Material provided>
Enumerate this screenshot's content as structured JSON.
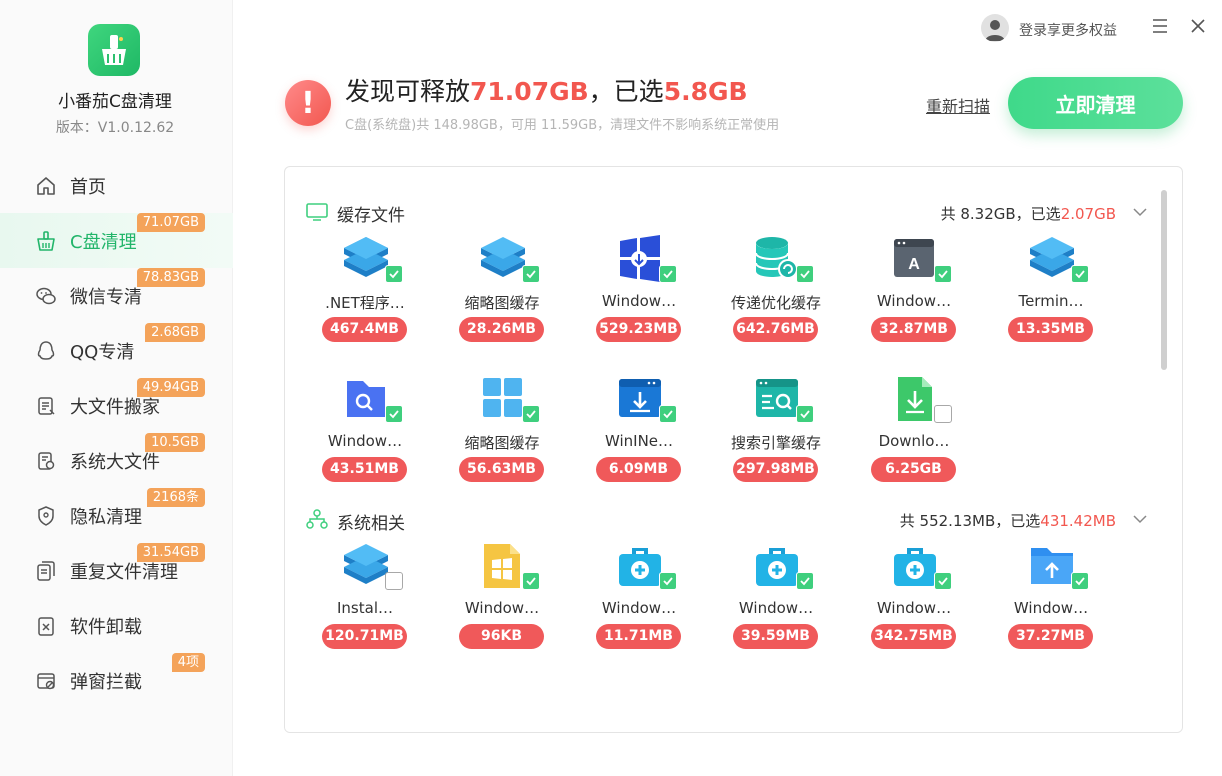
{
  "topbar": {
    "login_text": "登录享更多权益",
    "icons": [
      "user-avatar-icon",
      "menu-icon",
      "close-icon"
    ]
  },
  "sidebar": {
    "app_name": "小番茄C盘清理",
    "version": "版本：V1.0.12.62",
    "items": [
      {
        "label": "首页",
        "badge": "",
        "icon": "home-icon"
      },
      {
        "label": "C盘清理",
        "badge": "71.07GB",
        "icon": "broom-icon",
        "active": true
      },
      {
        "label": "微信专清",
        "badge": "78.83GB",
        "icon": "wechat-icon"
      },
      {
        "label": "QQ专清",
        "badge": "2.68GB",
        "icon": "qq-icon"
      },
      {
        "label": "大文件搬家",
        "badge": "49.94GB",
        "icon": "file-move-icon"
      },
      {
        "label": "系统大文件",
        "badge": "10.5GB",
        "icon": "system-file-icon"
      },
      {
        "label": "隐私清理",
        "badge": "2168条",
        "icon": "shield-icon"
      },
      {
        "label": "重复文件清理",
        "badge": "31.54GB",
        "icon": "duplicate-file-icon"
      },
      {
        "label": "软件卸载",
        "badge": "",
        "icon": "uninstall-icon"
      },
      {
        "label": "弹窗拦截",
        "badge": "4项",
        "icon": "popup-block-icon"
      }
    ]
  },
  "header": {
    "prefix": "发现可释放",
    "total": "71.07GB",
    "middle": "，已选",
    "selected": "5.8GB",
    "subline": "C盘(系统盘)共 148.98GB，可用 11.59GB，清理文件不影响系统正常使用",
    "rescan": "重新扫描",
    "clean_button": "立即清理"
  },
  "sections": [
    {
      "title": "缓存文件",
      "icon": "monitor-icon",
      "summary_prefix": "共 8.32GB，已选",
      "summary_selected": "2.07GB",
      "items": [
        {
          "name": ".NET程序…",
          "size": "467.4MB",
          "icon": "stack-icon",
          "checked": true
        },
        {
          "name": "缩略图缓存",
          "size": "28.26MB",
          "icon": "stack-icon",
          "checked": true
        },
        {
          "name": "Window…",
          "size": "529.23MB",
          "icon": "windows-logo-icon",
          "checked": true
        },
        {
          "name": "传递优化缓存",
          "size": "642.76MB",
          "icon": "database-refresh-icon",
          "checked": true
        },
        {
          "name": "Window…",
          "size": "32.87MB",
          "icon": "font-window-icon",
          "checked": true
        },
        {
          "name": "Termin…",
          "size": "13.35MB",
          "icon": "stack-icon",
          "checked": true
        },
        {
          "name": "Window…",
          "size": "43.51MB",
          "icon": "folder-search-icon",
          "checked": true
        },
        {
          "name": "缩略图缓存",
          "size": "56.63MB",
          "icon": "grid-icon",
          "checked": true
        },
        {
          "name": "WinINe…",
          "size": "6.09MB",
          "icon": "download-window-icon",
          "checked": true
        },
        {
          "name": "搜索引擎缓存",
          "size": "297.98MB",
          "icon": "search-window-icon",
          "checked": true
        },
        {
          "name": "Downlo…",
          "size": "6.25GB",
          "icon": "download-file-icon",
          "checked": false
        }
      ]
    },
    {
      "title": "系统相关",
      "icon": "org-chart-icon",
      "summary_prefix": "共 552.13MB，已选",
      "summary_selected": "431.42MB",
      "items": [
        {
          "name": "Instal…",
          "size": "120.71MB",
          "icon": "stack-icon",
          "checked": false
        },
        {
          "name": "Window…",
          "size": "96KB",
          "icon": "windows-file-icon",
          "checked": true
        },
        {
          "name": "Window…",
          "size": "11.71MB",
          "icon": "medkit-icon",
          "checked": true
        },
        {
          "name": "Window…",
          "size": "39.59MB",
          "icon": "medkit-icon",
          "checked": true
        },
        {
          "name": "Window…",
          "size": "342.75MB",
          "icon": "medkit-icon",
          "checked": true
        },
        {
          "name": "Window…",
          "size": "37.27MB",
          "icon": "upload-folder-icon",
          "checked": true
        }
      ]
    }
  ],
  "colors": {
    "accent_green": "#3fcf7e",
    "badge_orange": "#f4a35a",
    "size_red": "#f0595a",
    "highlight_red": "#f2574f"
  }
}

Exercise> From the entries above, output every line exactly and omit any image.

Answer space>
Enumerate this screenshot's content as structured JSON.
{
  "topbar": {
    "login_text": "登录享更多权益",
    "icons": [
      "user-avatar-icon",
      "menu-icon",
      "close-icon"
    ]
  },
  "sidebar": {
    "app_name": "小番茄C盘清理",
    "version": "版本：V1.0.12.62",
    "items": [
      {
        "label": "首页",
        "badge": "",
        "icon": "home-icon"
      },
      {
        "label": "C盘清理",
        "badge": "71.07GB",
        "icon": "broom-icon",
        "active": true
      },
      {
        "label": "微信专清",
        "badge": "78.83GB",
        "icon": "wechat-icon"
      },
      {
        "label": "QQ专清",
        "badge": "2.68GB",
        "icon": "qq-icon"
      },
      {
        "label": "大文件搬家",
        "badge": "49.94GB",
        "icon": "file-move-icon"
      },
      {
        "label": "系统大文件",
        "badge": "10.5GB",
        "icon": "system-file-icon"
      },
      {
        "label": "隐私清理",
        "badge": "2168条",
        "icon": "shield-icon"
      },
      {
        "label": "重复文件清理",
        "badge": "31.54GB",
        "icon": "duplicate-file-icon"
      },
      {
        "label": "软件卸载",
        "badge": "",
        "icon": "uninstall-icon"
      },
      {
        "label": "弹窗拦截",
        "badge": "4项",
        "icon": "popup-block-icon"
      }
    ]
  },
  "header": {
    "prefix": "发现可释放",
    "total": "71.07GB",
    "middle": "，已选",
    "selected": "5.8GB",
    "subline": "C盘(系统盘)共 148.98GB，可用 11.59GB，清理文件不影响系统正常使用",
    "rescan": "重新扫描",
    "clean_button": "立即清理"
  },
  "sections": [
    {
      "title": "缓存文件",
      "icon": "monitor-icon",
      "summary_prefix": "共 8.32GB，已选",
      "summary_selected": "2.07GB",
      "items": [
        {
          "name": ".NET程序…",
          "size": "467.4MB",
          "icon": "stack-icon",
          "checked": true
        },
        {
          "name": "缩略图缓存",
          "size": "28.26MB",
          "icon": "stack-icon",
          "checked": true
        },
        {
          "name": "Window…",
          "size": "529.23MB",
          "icon": "windows-logo-icon",
          "checked": true
        },
        {
          "name": "传递优化缓存",
          "size": "642.76MB",
          "icon": "database-refresh-icon",
          "checked": true
        },
        {
          "name": "Window…",
          "size": "32.87MB",
          "icon": "font-window-icon",
          "checked": true
        },
        {
          "name": "Termin…",
          "size": "13.35MB",
          "icon": "stack-icon",
          "checked": true
        },
        {
          "name": "Window…",
          "size": "43.51MB",
          "icon": "folder-search-icon",
          "checked": true
        },
        {
          "name": "缩略图缓存",
          "size": "56.63MB",
          "icon": "grid-icon",
          "checked": true
        },
        {
          "name": "WinINe…",
          "size": "6.09MB",
          "icon": "download-window-icon",
          "checked": true
        },
        {
          "name": "搜索引擎缓存",
          "size": "297.98MB",
          "icon": "search-window-icon",
          "checked": true
        },
        {
          "name": "Downlo…",
          "size": "6.25GB",
          "icon": "download-file-icon",
          "checked": false
        }
      ]
    },
    {
      "title": "系统相关",
      "icon": "org-chart-icon",
      "summary_prefix": "共 552.13MB，已选",
      "summary_selected": "431.42MB",
      "items": [
        {
          "name": "Instal…",
          "size": "120.71MB",
          "icon": "stack-icon",
          "checked": false
        },
        {
          "name": "Window…",
          "size": "96KB",
          "icon": "windows-file-icon",
          "checked": true
        },
        {
          "name": "Window…",
          "size": "11.71MB",
          "icon": "medkit-icon",
          "checked": true
        },
        {
          "name": "Window…",
          "size": "39.59MB",
          "icon": "medkit-icon",
          "checked": true
        },
        {
          "name": "Window…",
          "size": "342.75MB",
          "icon": "medkit-icon",
          "checked": true
        },
        {
          "name": "Window…",
          "size": "37.27MB",
          "icon": "upload-folder-icon",
          "checked": true
        }
      ]
    }
  ],
  "colors": {
    "accent_green": "#3fcf7e",
    "badge_orange": "#f4a35a",
    "size_red": "#f0595a",
    "highlight_red": "#f2574f"
  }
}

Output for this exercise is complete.